Exercise: Print every line of the data word for word.

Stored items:
-- Opening Marker --
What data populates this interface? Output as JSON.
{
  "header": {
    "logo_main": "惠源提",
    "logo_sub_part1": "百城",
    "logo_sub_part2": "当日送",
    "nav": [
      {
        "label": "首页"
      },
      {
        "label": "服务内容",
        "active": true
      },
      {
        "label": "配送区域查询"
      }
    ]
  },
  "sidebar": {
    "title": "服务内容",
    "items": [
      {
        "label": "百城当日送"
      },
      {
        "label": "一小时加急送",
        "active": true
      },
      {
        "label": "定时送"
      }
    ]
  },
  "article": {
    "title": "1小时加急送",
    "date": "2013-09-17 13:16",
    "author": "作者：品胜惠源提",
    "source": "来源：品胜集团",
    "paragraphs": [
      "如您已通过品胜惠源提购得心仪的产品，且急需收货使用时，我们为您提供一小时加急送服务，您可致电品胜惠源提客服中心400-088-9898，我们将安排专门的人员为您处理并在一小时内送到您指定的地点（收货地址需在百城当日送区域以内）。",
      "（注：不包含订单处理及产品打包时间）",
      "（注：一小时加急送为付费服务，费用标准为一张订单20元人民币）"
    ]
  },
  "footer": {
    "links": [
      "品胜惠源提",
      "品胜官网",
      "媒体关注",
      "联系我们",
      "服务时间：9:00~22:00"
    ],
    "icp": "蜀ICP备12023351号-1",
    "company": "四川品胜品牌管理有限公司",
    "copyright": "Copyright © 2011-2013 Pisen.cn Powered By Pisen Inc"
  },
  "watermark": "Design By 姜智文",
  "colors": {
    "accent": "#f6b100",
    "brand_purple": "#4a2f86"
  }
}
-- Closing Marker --
Task answer:
What data populates this interface? Output as JSON.
{
  "header": {
    "logo_main": "惠源提",
    "logo_sub_part1": "百城",
    "logo_sub_part2": "当日送",
    "nav": [
      {
        "label": "首页"
      },
      {
        "label": "服务内容",
        "active": true
      },
      {
        "label": "配送区域查询"
      }
    ]
  },
  "sidebar": {
    "title": "服务内容",
    "items": [
      {
        "label": "百城当日送"
      },
      {
        "label": "一小时加急送",
        "active": true
      },
      {
        "label": "定时送"
      }
    ]
  },
  "article": {
    "title": "1小时加急送",
    "date": "2013-09-17 13:16",
    "author": "作者：品胜惠源提",
    "source": "来源：品胜集团",
    "paragraphs": [
      "如您已通过品胜惠源提购得心仪的产品，且急需收货使用时，我们为您提供一小时加急送服务，您可致电品胜惠源提客服中心400-088-9898，我们将安排专门的人员为您处理并在一小时内送到您指定的地点（收货地址需在百城当日送区域以内）。",
      "（注：不包含订单处理及产品打包时间）",
      "（注：一小时加急送为付费服务，费用标准为一张订单20元人民币）"
    ]
  },
  "footer": {
    "links": [
      "品胜惠源提",
      "品胜官网",
      "媒体关注",
      "联系我们",
      "服务时间：9:00~22:00"
    ],
    "icp": "蜀ICP备12023351号-1",
    "company": "四川品胜品牌管理有限公司",
    "copyright": "Copyright © 2011-2013 Pisen.cn Powered By Pisen Inc"
  },
  "watermark": "Design By 姜智文",
  "colors": {
    "accent": "#f6b100",
    "brand_purple": "#4a2f86"
  }
}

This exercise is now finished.